PT Barnum. A household name? For sure. Secret agent for Grover Cleveland who, aided by his circus companions, is given the task of thwarting an attempt to destroy the Union and defeating Nikola Tesla? Perhaps.

Alan Moore brings together some of the more adventurous figures in Victorian fiction in this action/adventure/mystery set in 1898. Mina Murray (Harker), Allan Quatermain, The Invisible Man, Dr Jekyll and his companion Mr Hyde and Captain Nemo join forces at the request of M, the mysterious head of the Secret Service. This is a group of people the likes of London has never seen.

This Tales of The Multiverse story collects Batman & Dracula: Red Rain, Batman: Bloodstorm and Batman: Crimson Mist into one single volume. These stories, coming out in the 90’s and written by Doug Moench, bring us a dark, gothic Gotham with the Dark Knight in the middle of the sweeping darkness. Eric Van Lustbader writes in the foreword, “For, after all, though Batman is – and always has been – a champion of justice, his has been a cruel justice, one of fear, intimidation and dark vengeance.” For any guys out there wanting to get their lady friends who like vampires into Batman, this might be the perfect introduction.


Did You Know? #2

As soon as you walk into our shop, you’ll see the giant table of back issue bins. We’ve got the essential stuff, Batman, Superman, X-Men, Avengers and even a few bins of Silver Age comics. But occasionally you’ll come across some rather strange/odd/funny issues that you wouldn’t necessarily expect to be in our bins. Follow me and let’s take a picture tour of the oddities I’ve come across in the last couple days.

Devil Dinosaur was imagined, written and drawn by Jack Kirby and lasted only 9 months. After it’s cancellation, Devil Dinosaur

would go on to make guest appearances in other Marvel titles and one-shots.

In the Summer of 2011, Kaboom! brought back Duck Tales with an ongoing series. DUCKTALES! WOO OO!

I think this one speaks for itself.

Jersey Gods, written Glenn Brunswick and illustrated by Dan McDaid. Gods battle in Cherry Hill!

PvP #1, originally a webcomic that was put into print form for a limited run by Image.

Duckaneer.What collection doesn’t need this?

1986 acid trip?

You’ll gasp at the fate of Peter Parker! See what happens to Miles Morales!


Artist Spotlight: Becky Cloonan

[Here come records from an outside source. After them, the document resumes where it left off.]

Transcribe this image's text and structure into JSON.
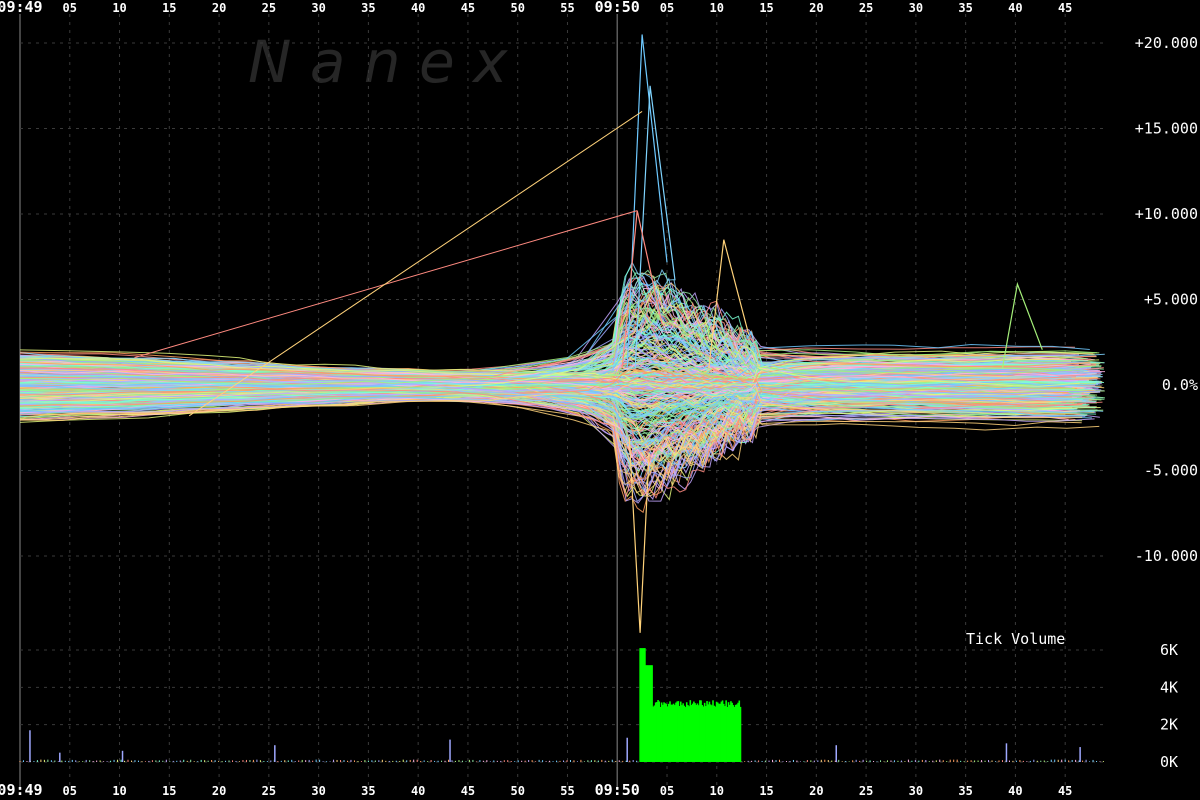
{
  "watermark": "N a n e x",
  "chart_data": [
    {
      "type": "line",
      "title": "",
      "xlabel": "",
      "ylabel": "",
      "x_ticks_top": [
        "09:49",
        "05",
        "10",
        "15",
        "20",
        "25",
        "30",
        "35",
        "40",
        "45",
        "50",
        "55",
        "09:50",
        "05",
        "10",
        "15",
        "20",
        "25",
        "30",
        "35",
        "40",
        "45"
      ],
      "x_ticks_bottom": [
        "09:49",
        "05",
        "10",
        "15",
        "20",
        "25",
        "30",
        "35",
        "40",
        "45",
        "50",
        "55",
        "09:50",
        "05",
        "10",
        "15",
        "20",
        "25",
        "30",
        "35",
        "40",
        "45"
      ],
      "x_tick_seconds": [
        0,
        5,
        10,
        15,
        20,
        25,
        30,
        35,
        40,
        45,
        50,
        55,
        60,
        65,
        70,
        75,
        80,
        85,
        90,
        95,
        100,
        105
      ],
      "x_range_seconds": [
        0,
        109
      ],
      "y_ticks": [
        "+20.000",
        "+15.000",
        "+10.000",
        "+5.000",
        "0.0%",
        "-5.000",
        "-10.000"
      ],
      "y_tick_values": [
        20,
        15,
        10,
        5,
        0,
        -5,
        -10
      ],
      "ylim": [
        -13.3,
        22.5
      ],
      "grid": true,
      "series_count_approx": 400,
      "event_second": 60,
      "peak_high_pct": 20.5,
      "peak_low_pct": -14.5,
      "notes_high_outliers": [
        {
          "x": 62.5,
          "y": 20.5
        },
        {
          "x": 63.3,
          "y": 17.5
        },
        {
          "x": 62.0,
          "y": 10.2
        },
        {
          "x": 70.7,
          "y": 8.5
        },
        {
          "x": 100.2,
          "y": 5.9
        }
      ]
    },
    {
      "type": "bar",
      "label": "Tick Volume",
      "y_ticks": [
        "6K",
        "4K",
        "2K",
        "0K"
      ],
      "y_tick_values": [
        6000,
        4000,
        2000,
        0
      ],
      "ylim": [
        0,
        6800
      ],
      "x_range_seconds": [
        0,
        109
      ],
      "burst": {
        "start_second": 62.3,
        "end_second": 72.5,
        "peak": 6100,
        "typical": 3200
      },
      "baseline_typical": 100,
      "baseline_spikes": [
        {
          "x": 1,
          "v": 1700
        },
        {
          "x": 4,
          "v": 500
        },
        {
          "x": 10.3,
          "v": 600
        },
        {
          "x": 25.6,
          "v": 900
        },
        {
          "x": 43.2,
          "v": 1200
        },
        {
          "x": 61,
          "v": 1300
        },
        {
          "x": 68.2,
          "v": 900
        },
        {
          "x": 70.1,
          "v": 700
        },
        {
          "x": 82,
          "v": 900
        },
        {
          "x": 99.1,
          "v": 1000
        },
        {
          "x": 106.5,
          "v": 800
        }
      ]
    }
  ]
}
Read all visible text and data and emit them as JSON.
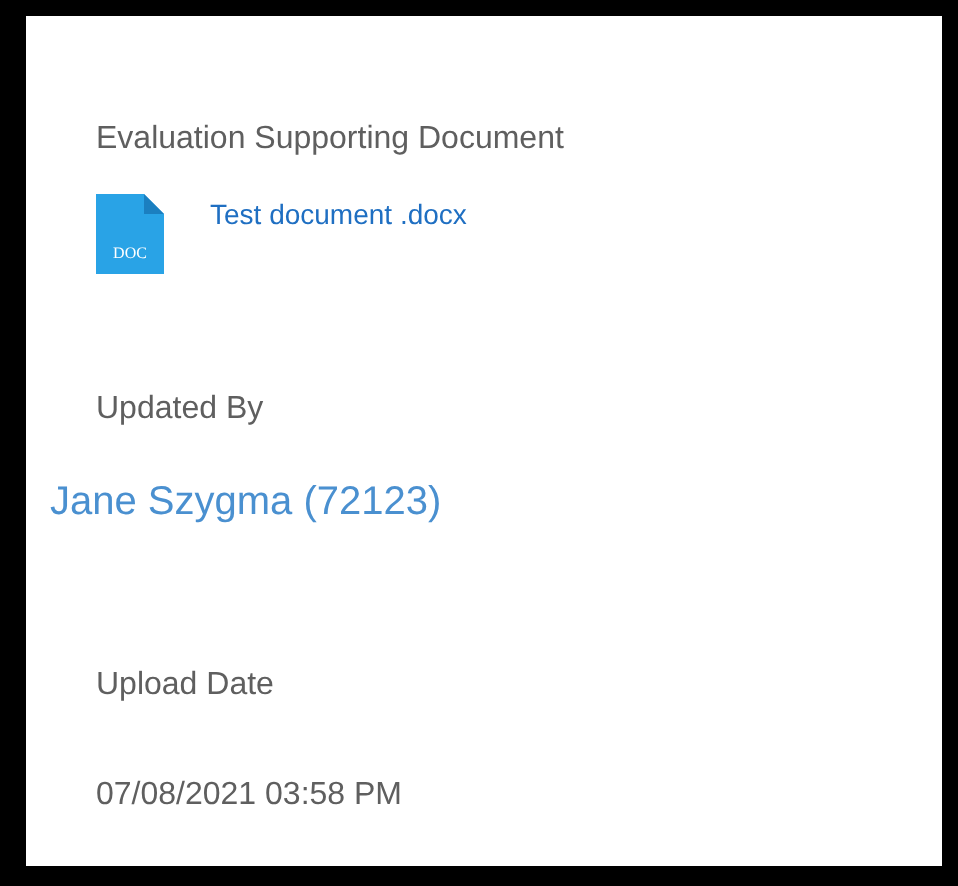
{
  "sections": [
    {
      "kind": "file",
      "label": "Evaluation Supporting Document",
      "file": {
        "icon_text": "DOC",
        "name": "Test document .docx"
      }
    },
    {
      "kind": "person",
      "label": "Updated By",
      "value": "Jane Szygma (72123)"
    },
    {
      "kind": "text",
      "label": "Upload Date",
      "value": "07/08/2021 03:58 PM"
    }
  ]
}
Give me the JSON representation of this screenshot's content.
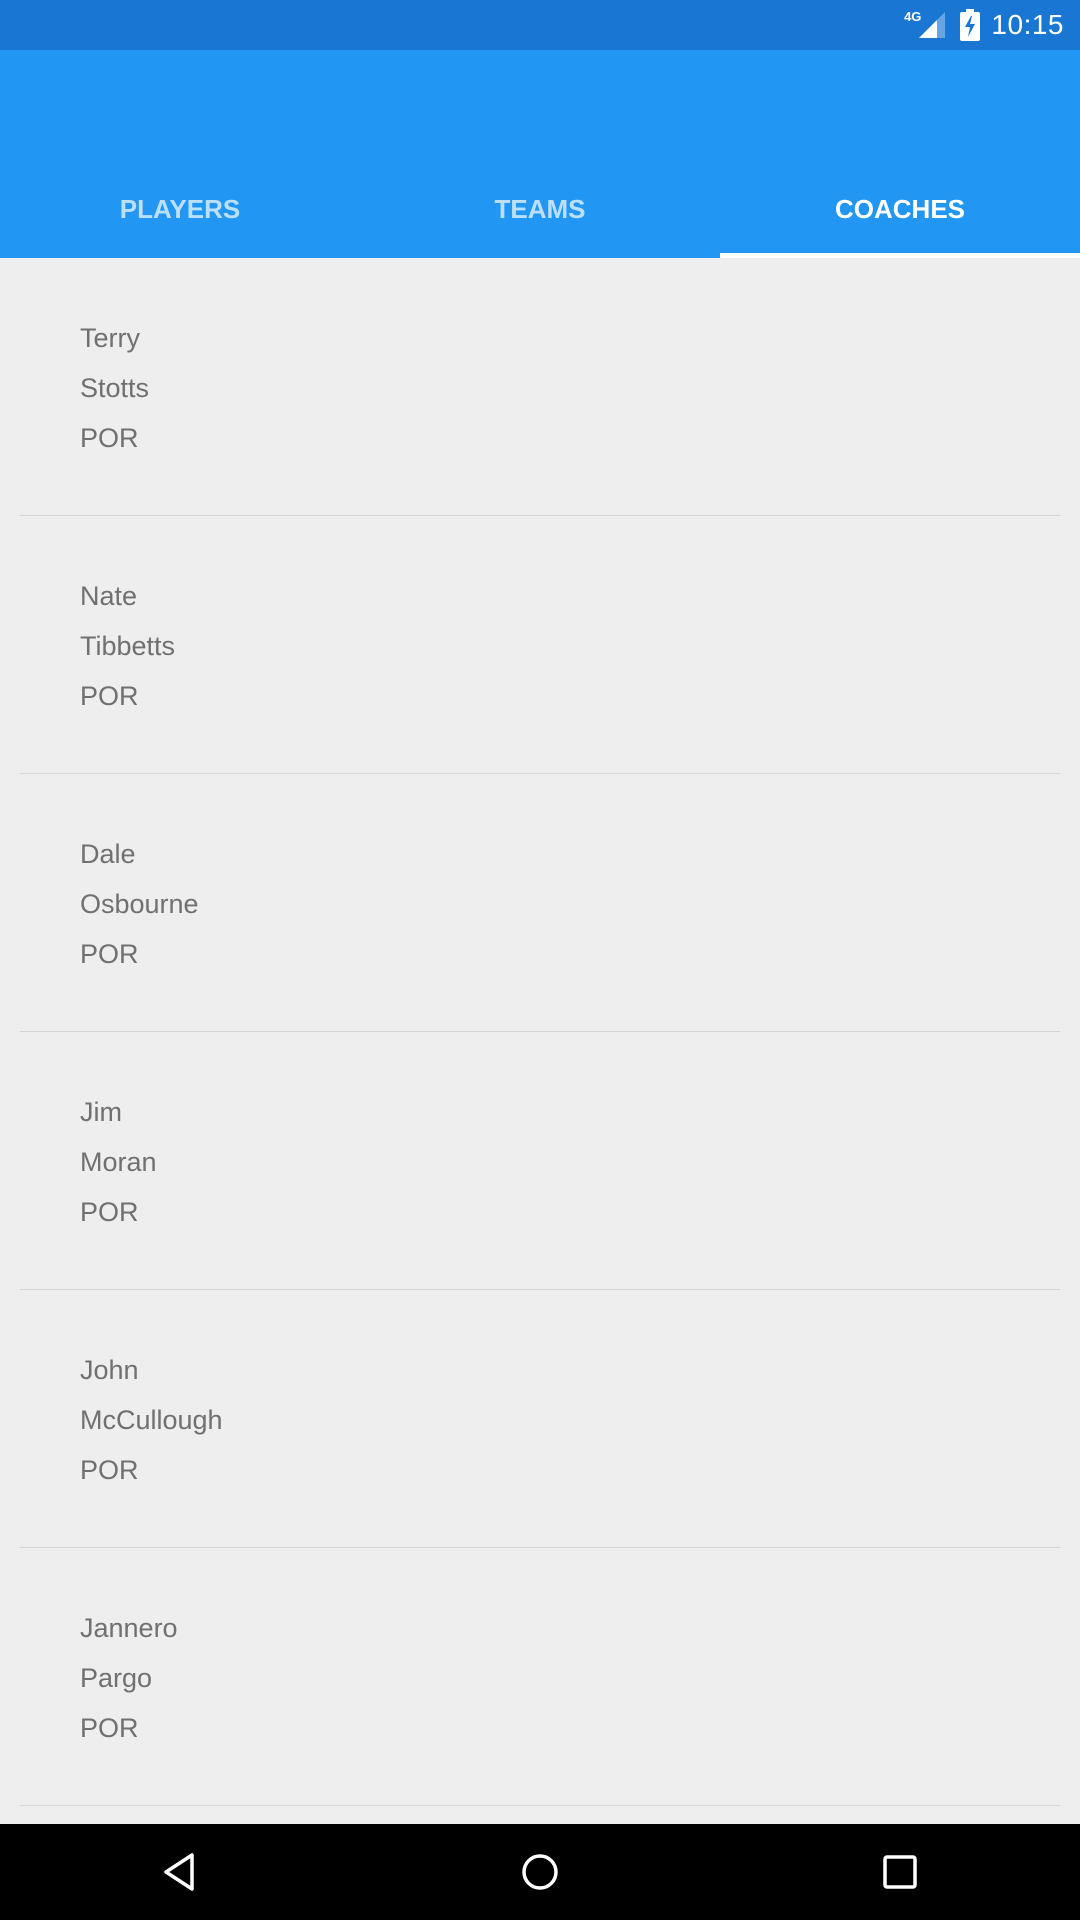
{
  "status_bar": {
    "network": "4G",
    "time": "10:15",
    "icons": [
      "signal-icon",
      "battery-charging-icon"
    ]
  },
  "tabs": [
    {
      "label": "PLAYERS",
      "active": false
    },
    {
      "label": "TEAMS",
      "active": false
    },
    {
      "label": "COACHES",
      "active": true
    }
  ],
  "coaches": [
    {
      "first": "Terry",
      "last": "Stotts",
      "team": "POR"
    },
    {
      "first": "Nate",
      "last": "Tibbetts",
      "team": "POR"
    },
    {
      "first": "Dale",
      "last": "Osbourne",
      "team": "POR"
    },
    {
      "first": "Jim",
      "last": "Moran",
      "team": "POR"
    },
    {
      "first": "John",
      "last": "McCullough",
      "team": "POR"
    },
    {
      "first": "Jannero",
      "last": "Pargo",
      "team": "POR"
    }
  ],
  "nav_bar": {
    "icons": [
      "back-icon",
      "home-icon",
      "recents-icon"
    ]
  },
  "colors": {
    "status_bar": "#1976d2",
    "app_bar": "#2196f3",
    "background": "#eeeeee",
    "text": "#707070"
  }
}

Becky Cloonan, most recently the artist on Dark Horse’s Conan The Barbarian, is an Italian born girl with a pencil and the talent to use it. With a beautiful style that at times evokes images of Penny Arcade, Mike Mignola, and scratchboard, she’s continuing to dazzle with her self published comics and a consistent quality of art. Working for Dark Horse, Marvel, Image, and Vertigo, her projects include Dracula the Illustrated Novel, American Virgin, The Guild: Zaboo, and Demo Volume II. In the midst of all this publisher work, she manages to put out her own self-published titles. The most notable of those titles is Wolves, which sold out it’s original print run of 1,000 copies in two months, is “beautiful, haunting, and refreshingly mysterious” according to Mike Mignola.

What Cloonan brings to comic book art is a fresh take on things. Check out some of her work and see for yourself.

Conan The Barbarian (Dark Horse)

Wolves (Becky Cloonan self published)